ORLANDO, Fla. — With congestion growing at the nation’s major launch sites in California and Florida, operators of inland spaceports are seeking creative ways to host orbital launches.
The number of commercial launches licensed by the Federal Aviation Administration more than tripled between fiscal year 2020, with 31 licensed launches, and fiscal year 2023, with 106. The FAA is forecasting 111 launches in fiscal year 2024, according to data presented by Pam Underwood, director of the FAA’s Office of Spaceports, in a Jan. 29 presentation at the annual meeting of the Global Spaceport Alliance here.
That growth, though, has largely been at federal ranges: Cape Canaveral Space Force Station and Kennedy Space Center in Florida and Vandenberg Space Force Base in California. Federal ranges accounted for 51% of licensed launches in fiscal year 2020, growing to 78% in 2023.
“Why? Infrastructure, capabilities, services, are all readily available at those locations,” she said. “That’s where industry has gravitated towards.”
Those facilities are also designed to support vertical orbital launches, which accounted for more than 80% of licensed launches in recent years. While there are 14 FAA-licensed launch sites, many of them are in inland locations that traditionally have been unable to host orbital launches because of range safety issues.
One spaceport is trying to change that. Spaceport America in New Mexico, best known for hosting Virgin Galactic suborbital flights, has been working to win funding for an “Orbital Launch Challenge” prize. The competition would award $2 million to the first company to receive an FAA license for, and later attempt, an orbital launch from Spaceport America.

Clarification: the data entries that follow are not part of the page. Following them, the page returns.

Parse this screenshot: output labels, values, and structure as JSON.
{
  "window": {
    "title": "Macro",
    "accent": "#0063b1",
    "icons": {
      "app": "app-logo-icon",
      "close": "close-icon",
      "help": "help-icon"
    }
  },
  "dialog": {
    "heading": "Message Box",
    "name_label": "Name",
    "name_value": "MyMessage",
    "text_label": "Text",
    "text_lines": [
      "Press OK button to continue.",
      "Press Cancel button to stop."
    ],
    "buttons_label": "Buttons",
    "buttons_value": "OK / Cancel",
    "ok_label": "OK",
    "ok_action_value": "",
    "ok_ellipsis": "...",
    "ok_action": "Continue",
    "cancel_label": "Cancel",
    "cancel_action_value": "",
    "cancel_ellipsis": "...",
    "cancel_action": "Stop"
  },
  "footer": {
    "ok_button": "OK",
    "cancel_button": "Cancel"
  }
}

“What I’m disappointed in is that the Space Force and others are very focused on the Cape and Vandenberg and Wallops,” said Scott McLaughlin, executive director of Spaceport America, in an interview. “There’s no emphasis on making launches safe enough to fly over humans. I think that’s a natural progression and it just doesn’t seem to be on anybody’s radar right now.”
That would require vehicle operators to find ways to abort safely, he said. “Maybe your payload capacity goes down, but then you have the ability to do something safer,” he said, which would likely favor, at least initially, horizontal launch systems with wings.

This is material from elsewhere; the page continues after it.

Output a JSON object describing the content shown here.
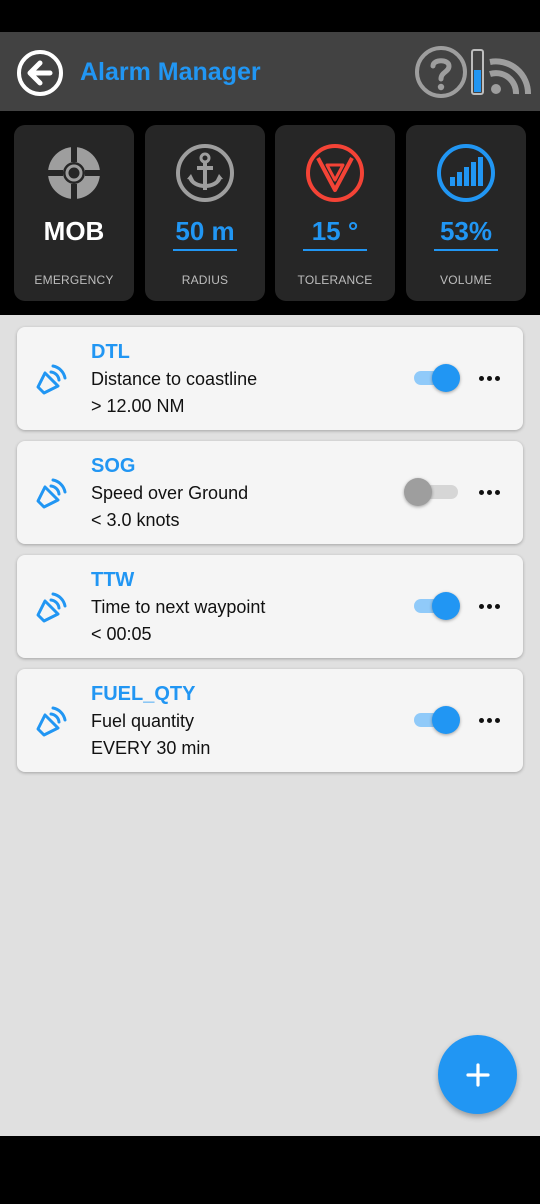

McLaughlin said he proposed the $2 million competition to New Mexico legislators recently, but that it was unlikely that the state would provide the funding for the challenge this year. “I hope to push again next year and maybe start working with the other spaceports that are interested,” he said. There have been “casual conversations” with other inland spaceports as well as launch companies interested in inland launch.
The issue of inland vertical launch came up during a session of the Space Mobility conference here Jan. 30, with spaceport operators and Space Force officials suggesting it is unlikely to happen soon.
“I see it being years away,” said Ted Mercer, head of the Virginia Spaceport Authority, which operates the Mid-Atlantic Regional Spaceport on Wallops Island. “It’s about flight heritage: when do you consider a particular model of rocket to have X number of consecutive successful launches that you would call it routine?”
He suggested the Falcon 9, which has had one in-flight failure in nearly 300 launches, might qualify. “Is that routine? It’s getting close in my mind,” he said. “But the community is going to have to decide what that number is.”
“There are capabilities that are evolving both in the context of reusability as well as precision landing that might enable that,” said John Steinmeyer, executive director for Assured Access to Space at the Space Force’s Space Systems Command. But, he added, “there are significant policy implications that need to be addressed and we have to have a whole body of work to demonstrate significant reliability.”
For one Australian spaceport, inland launches will not be a problem. Michael Jones, executive chairman of Equatorial Launch Australia, said on the panel that his company has identified trajectories that enable launches from the Arnhem Space Centre in Australia’s Northern Territory that go to the south for missions to sun-synchronous orbit (SSO). “We can launch to SSO, 3,700 kilometers, and not fly over a person.”